*** Opening Material provided ***
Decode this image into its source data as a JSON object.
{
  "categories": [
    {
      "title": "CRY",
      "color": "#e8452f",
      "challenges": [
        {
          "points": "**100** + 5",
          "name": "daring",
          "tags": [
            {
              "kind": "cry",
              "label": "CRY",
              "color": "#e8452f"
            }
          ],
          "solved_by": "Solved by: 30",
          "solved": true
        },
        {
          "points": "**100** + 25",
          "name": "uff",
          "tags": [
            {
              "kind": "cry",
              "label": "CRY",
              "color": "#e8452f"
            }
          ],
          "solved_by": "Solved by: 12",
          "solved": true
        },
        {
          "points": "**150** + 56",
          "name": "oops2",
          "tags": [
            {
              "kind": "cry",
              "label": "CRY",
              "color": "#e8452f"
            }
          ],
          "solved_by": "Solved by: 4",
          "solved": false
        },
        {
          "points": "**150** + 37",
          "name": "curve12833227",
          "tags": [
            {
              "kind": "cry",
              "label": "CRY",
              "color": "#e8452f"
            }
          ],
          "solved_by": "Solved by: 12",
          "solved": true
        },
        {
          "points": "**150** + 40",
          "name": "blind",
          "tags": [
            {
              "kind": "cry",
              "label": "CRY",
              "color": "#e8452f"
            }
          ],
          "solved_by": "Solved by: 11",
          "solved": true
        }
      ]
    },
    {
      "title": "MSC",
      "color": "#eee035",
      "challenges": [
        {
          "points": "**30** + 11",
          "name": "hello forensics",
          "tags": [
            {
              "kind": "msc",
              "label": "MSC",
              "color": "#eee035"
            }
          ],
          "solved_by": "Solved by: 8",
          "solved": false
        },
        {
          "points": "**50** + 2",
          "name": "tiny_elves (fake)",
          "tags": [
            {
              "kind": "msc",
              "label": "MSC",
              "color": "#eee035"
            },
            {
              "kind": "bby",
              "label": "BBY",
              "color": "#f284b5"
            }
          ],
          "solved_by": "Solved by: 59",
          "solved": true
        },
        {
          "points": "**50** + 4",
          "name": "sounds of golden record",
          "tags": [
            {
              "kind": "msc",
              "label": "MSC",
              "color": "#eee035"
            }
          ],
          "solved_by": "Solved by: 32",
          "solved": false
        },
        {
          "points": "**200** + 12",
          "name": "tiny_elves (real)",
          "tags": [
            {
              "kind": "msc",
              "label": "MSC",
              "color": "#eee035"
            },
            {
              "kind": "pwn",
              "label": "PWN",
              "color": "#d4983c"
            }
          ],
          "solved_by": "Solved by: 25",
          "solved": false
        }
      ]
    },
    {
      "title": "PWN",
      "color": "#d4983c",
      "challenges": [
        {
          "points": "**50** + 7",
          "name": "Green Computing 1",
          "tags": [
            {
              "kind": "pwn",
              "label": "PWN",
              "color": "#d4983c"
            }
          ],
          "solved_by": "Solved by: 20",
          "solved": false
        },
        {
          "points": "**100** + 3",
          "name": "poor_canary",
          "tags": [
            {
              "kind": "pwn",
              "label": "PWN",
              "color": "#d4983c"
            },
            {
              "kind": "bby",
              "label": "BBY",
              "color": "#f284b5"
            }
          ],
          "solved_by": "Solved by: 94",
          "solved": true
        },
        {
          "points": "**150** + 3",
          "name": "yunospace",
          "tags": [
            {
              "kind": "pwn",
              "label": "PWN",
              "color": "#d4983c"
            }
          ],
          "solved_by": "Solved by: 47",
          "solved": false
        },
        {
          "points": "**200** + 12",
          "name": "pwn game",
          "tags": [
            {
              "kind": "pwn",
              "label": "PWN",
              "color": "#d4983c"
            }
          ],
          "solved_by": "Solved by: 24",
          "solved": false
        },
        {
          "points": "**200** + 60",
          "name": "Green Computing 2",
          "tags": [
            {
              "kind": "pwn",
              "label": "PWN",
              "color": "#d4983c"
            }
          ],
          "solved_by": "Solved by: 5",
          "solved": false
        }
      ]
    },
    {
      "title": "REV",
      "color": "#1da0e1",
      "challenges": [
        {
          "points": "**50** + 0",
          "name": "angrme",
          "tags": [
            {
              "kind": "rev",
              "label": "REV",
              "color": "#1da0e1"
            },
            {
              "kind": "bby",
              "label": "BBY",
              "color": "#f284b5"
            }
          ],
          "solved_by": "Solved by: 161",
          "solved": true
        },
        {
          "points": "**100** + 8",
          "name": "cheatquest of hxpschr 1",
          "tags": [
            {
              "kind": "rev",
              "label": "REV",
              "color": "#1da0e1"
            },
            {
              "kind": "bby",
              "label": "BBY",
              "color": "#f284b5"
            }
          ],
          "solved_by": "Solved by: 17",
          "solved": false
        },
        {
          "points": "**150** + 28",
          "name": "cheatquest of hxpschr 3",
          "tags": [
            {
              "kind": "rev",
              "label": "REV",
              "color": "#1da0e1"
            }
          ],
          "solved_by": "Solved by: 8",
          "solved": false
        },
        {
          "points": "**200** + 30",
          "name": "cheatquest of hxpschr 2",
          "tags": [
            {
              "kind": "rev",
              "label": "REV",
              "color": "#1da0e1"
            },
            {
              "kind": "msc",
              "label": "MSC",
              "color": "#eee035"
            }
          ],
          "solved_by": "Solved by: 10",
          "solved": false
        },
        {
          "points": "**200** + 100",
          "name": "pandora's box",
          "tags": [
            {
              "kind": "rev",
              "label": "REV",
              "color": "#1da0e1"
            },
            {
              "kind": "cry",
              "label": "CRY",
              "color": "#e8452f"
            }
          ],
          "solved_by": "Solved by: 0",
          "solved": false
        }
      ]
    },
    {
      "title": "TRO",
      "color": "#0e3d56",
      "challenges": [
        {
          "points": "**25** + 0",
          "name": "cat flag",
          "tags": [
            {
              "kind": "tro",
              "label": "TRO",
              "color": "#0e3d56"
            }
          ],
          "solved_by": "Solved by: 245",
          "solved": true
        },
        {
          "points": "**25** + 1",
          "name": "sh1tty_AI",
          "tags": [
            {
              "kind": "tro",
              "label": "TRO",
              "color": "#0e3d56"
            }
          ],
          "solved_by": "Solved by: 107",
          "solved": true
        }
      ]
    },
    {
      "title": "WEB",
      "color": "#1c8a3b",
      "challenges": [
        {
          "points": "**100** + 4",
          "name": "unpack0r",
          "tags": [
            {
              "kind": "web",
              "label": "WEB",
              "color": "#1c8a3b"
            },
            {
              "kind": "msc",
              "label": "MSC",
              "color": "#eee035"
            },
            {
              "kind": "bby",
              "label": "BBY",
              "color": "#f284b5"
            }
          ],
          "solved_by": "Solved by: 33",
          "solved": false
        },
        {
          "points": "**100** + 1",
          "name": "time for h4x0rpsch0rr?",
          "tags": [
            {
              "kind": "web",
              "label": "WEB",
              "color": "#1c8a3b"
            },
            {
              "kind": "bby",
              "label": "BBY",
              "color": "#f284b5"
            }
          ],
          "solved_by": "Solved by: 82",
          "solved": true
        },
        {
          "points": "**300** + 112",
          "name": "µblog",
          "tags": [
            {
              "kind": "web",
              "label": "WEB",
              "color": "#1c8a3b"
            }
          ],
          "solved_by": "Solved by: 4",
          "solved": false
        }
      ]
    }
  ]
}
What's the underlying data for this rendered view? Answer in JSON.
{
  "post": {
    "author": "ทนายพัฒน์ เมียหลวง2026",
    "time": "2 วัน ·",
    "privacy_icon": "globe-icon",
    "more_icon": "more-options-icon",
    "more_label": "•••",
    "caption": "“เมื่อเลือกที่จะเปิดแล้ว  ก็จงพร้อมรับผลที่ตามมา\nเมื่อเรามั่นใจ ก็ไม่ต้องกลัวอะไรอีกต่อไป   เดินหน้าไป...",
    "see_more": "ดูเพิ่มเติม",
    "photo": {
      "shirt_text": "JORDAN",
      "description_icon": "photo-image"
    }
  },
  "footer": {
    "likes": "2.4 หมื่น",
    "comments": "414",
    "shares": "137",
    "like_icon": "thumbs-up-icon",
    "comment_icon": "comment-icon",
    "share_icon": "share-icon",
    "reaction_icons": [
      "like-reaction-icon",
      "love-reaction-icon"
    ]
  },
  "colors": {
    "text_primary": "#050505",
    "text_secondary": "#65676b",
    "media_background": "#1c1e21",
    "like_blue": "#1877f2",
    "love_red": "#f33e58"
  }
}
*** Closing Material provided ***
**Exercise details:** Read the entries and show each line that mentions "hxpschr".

**Output for this exercise:**
          "name": "cheatquest of hxpschr 1",
          "name": "cheatquest of hxpschr 3",
          "name": "cheatquest of hxpschr 2",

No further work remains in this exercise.